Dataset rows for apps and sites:
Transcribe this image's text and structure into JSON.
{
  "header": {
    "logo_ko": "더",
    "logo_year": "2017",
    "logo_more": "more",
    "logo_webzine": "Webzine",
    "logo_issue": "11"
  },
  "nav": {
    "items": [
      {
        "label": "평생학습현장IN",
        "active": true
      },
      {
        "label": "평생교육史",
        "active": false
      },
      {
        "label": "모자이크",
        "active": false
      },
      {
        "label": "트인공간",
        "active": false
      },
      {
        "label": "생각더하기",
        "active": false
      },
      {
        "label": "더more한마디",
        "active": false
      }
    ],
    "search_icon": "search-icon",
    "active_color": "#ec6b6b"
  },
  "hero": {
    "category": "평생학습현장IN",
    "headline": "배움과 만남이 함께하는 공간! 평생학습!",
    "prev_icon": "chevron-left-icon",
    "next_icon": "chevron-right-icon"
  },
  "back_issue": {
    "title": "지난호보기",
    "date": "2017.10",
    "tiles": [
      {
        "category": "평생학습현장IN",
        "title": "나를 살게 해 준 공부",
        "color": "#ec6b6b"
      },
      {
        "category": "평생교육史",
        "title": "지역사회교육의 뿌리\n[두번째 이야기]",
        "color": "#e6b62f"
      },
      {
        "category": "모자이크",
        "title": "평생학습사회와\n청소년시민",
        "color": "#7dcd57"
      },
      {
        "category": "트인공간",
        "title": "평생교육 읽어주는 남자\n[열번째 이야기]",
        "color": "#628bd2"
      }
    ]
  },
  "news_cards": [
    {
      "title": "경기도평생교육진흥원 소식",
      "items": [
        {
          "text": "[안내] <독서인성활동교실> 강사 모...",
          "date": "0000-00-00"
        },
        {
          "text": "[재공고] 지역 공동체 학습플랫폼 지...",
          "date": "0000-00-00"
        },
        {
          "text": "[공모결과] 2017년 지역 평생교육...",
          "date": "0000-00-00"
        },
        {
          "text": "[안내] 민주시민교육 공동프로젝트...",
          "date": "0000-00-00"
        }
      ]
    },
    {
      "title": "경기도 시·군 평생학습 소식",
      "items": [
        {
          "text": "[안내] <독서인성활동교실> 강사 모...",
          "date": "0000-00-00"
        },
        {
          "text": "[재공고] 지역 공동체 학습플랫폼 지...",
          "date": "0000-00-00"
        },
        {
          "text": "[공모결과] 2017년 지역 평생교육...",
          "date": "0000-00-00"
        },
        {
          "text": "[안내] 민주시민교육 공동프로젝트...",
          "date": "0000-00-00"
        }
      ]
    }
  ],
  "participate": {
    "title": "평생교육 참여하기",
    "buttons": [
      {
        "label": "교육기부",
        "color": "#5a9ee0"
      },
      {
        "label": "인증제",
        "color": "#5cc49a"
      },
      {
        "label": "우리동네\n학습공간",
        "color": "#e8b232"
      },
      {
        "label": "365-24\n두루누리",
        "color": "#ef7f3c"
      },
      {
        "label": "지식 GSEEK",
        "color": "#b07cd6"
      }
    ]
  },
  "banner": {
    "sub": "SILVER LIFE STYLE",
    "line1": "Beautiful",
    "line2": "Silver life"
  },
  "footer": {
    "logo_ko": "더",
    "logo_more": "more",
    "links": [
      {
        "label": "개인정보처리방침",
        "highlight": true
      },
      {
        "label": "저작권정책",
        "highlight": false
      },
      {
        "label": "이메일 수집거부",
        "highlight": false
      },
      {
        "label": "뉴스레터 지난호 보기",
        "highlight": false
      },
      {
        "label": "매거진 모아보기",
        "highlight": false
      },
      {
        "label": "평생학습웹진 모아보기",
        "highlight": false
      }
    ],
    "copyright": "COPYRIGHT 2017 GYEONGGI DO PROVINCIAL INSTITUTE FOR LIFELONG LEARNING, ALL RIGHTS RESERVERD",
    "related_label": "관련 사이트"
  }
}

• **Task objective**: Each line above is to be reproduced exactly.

• **Solved problem**:
Transcribe this image's text and structure into JSON.
{
  "header": {
    "logo_ko": "더",
    "logo_year": "2017",
    "logo_more": "more",
    "logo_webzine": "Webzine",
    "logo_issue": "11"
  },
  "nav": {
    "items": [
      {
        "label": "평생학습현장IN",
        "active": true
      },
      {
        "label": "평생교육史",
        "active": false
      },
      {
        "label": "모자이크",
        "active": false
      },
      {
        "label": "트인공간",
        "active": false
      },
      {
        "label": "생각더하기",
        "active": false
      },
      {
        "label": "더more한마디",
        "active": false
      }
    ],
    "search_icon": "search-icon",
    "active_color": "#ec6b6b"
  },
  "hero": {
    "category": "평생학습현장IN",
    "headline": "배움과 만남이 함께하는 공간! 평생학습!",
    "prev_icon": "chevron-left-icon",
    "next_icon": "chevron-right-icon"
  },
  "back_issue": {
    "title": "지난호보기",
    "date": "2017.10",
    "tiles": [
      {
        "category": "평생학습현장IN",
        "title": "나를 살게 해 준 공부",
        "color": "#ec6b6b"
      },
      {
        "category": "평생교육史",
        "title": "지역사회교육의 뿌리\n[두번째 이야기]",
        "color": "#e6b62f"
      },
      {
        "category": "모자이크",
        "title": "평생학습사회와\n청소년시민",
        "color": "#7dcd57"
      },
      {
        "category": "트인공간",
        "title": "평생교육 읽어주는 남자\n[열번째 이야기]",
        "color": "#628bd2"
      }
    ]
  },
  "news_cards": [
    {
      "title": "경기도평생교육진흥원 소식",
      "items": [
        {
          "text": "[안내] <독서인성활동교실> 강사 모...",
          "date": "0000-00-00"
        },
        {
          "text": "[재공고] 지역 공동체 학습플랫폼 지...",
          "date": "0000-00-00"
        },
        {
          "text": "[공모결과] 2017년 지역 평생교육...",
          "date": "0000-00-00"
        },
        {
          "text": "[안내] 민주시민교육 공동프로젝트...",
          "date": "0000-00-00"
        }
      ]
    },
    {
      "title": "경기도 시·군 평생학습 소식",
      "items": [
        {
          "text": "[안내] <독서인성활동교실> 강사 모...",
          "date": "0000-00-00"
        },
        {
          "text": "[재공고] 지역 공동체 학습플랫폼 지...",
          "date": "0000-00-00"
        },
        {
          "text": "[공모결과] 2017년 지역 평생교육...",
          "date": "0000-00-00"
        },
        {
          "text": "[안내] 민주시민교육 공동프로젝트...",
          "date": "0000-00-00"
        }
      ]
    }
  ],
  "participate": {
    "title": "평생교육 참여하기",
    "buttons": [
      {
        "label": "교육기부",
        "color": "#5a9ee0"
      },
      {
        "label": "인증제",
        "color": "#5cc49a"
      },
      {
        "label": "우리동네\n학습공간",
        "color": "#e8b232"
      },
      {
        "label": "365-24\n두루누리",
        "color": "#ef7f3c"
      },
      {
        "label": "지식 GSEEK",
        "color": "#b07cd6"
      }
    ]
  },
  "banner": {
    "sub": "SILVER LIFE STYLE",
    "line1": "Beautiful",
    "line2": "Silver life"
  },
  "footer": {
    "logo_ko": "더",
    "logo_more": "more",
    "links": [
      {
        "label": "개인정보처리방침",
        "highlight": true
      },
      {
        "label": "저작권정책",
        "highlight": false
      },
      {
        "label": "이메일 수집거부",
        "highlight": false
      },
      {
        "label": "뉴스레터 지난호 보기",
        "highlight": false
      },
      {
        "label": "매거진 모아보기",
        "highlight": false
      },
      {
        "label": "평생학습웹진 모아보기",
        "highlight": false
      }
    ],
    "copyright": "COPYRIGHT 2017 GYEONGGI DO PROVINCIAL INSTITUTE FOR LIFELONG LEARNING, ALL RIGHTS RESERVERD",
    "related_label": "관련 사이트"
  }
}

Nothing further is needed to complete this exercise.